Assignment »
Return exactly the lines from the "Decode this image" line through the last line of the entries below. Include no pictures.

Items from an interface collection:

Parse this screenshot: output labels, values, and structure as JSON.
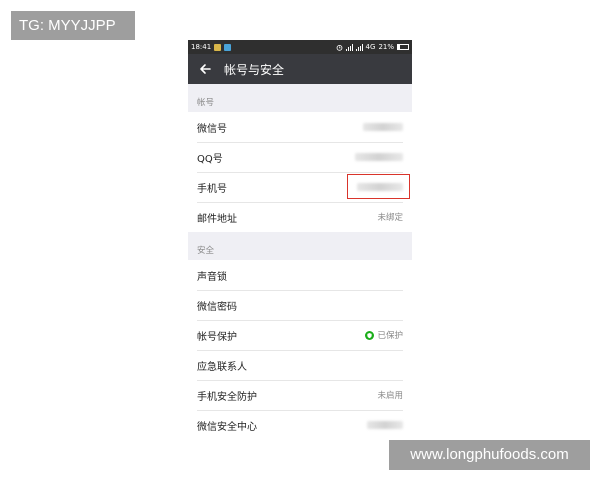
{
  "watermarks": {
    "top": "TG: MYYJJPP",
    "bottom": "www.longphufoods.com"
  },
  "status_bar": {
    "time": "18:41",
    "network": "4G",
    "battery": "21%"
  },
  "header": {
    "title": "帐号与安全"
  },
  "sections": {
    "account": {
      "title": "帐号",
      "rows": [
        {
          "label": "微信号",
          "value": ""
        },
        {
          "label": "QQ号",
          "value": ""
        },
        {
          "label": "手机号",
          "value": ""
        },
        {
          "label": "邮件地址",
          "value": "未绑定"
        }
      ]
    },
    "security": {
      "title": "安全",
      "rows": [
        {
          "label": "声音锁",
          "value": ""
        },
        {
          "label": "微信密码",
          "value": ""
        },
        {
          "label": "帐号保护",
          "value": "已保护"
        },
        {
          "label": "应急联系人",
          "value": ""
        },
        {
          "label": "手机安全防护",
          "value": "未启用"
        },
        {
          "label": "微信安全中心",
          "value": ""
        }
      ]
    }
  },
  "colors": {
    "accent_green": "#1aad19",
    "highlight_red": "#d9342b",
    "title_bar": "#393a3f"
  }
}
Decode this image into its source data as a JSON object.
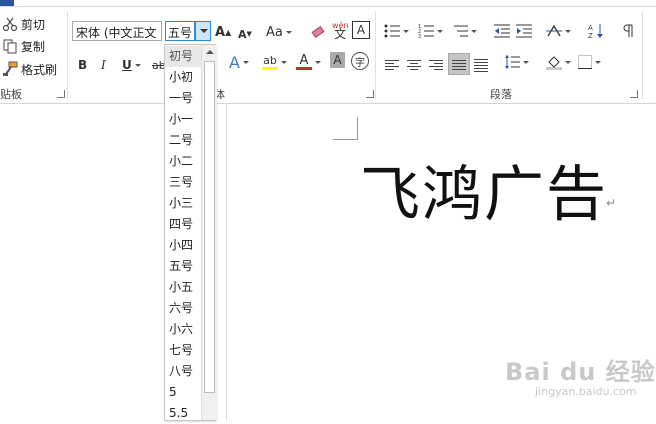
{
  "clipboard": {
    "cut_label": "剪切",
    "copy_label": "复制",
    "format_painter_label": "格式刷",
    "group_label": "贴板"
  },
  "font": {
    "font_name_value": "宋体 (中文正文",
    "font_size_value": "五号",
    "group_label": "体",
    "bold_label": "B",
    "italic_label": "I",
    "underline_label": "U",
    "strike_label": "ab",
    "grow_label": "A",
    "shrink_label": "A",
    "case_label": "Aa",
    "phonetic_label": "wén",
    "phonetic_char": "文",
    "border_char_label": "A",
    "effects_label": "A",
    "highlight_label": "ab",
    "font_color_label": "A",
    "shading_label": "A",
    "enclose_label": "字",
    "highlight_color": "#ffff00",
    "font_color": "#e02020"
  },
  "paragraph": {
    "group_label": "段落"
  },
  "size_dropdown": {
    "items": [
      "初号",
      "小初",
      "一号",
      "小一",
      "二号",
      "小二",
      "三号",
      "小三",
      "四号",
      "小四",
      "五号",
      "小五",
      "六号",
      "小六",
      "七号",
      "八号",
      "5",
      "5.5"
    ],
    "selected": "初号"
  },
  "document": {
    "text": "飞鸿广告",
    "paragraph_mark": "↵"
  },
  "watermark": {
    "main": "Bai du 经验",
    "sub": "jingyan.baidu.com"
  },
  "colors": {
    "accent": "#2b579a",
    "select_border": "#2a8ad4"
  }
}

Written solution »
Decode this image into its source data as a JSON object.
{
  "clipboard": {
    "cut_label": "剪切",
    "copy_label": "复制",
    "format_painter_label": "格式刷",
    "group_label": "贴板"
  },
  "font": {
    "font_name_value": "宋体 (中文正文",
    "font_size_value": "五号",
    "group_label": "体",
    "bold_label": "B",
    "italic_label": "I",
    "underline_label": "U",
    "strike_label": "ab",
    "grow_label": "A",
    "shrink_label": "A",
    "case_label": "Aa",
    "phonetic_label": "wén",
    "phonetic_char": "文",
    "border_char_label": "A",
    "effects_label": "A",
    "highlight_label": "ab",
    "font_color_label": "A",
    "shading_label": "A",
    "enclose_label": "字",
    "highlight_color": "#ffff00",
    "font_color": "#e02020"
  },
  "paragraph": {
    "group_label": "段落"
  },
  "size_dropdown": {
    "items": [
      "初号",
      "小初",
      "一号",
      "小一",
      "二号",
      "小二",
      "三号",
      "小三",
      "四号",
      "小四",
      "五号",
      "小五",
      "六号",
      "小六",
      "七号",
      "八号",
      "5",
      "5.5"
    ],
    "selected": "初号"
  },
  "document": {
    "text": "飞鸿广告",
    "paragraph_mark": "↵"
  },
  "watermark": {
    "main": "Bai du 经验",
    "sub": "jingyan.baidu.com"
  },
  "colors": {
    "accent": "#2b579a",
    "select_border": "#2a8ad4"
  }
}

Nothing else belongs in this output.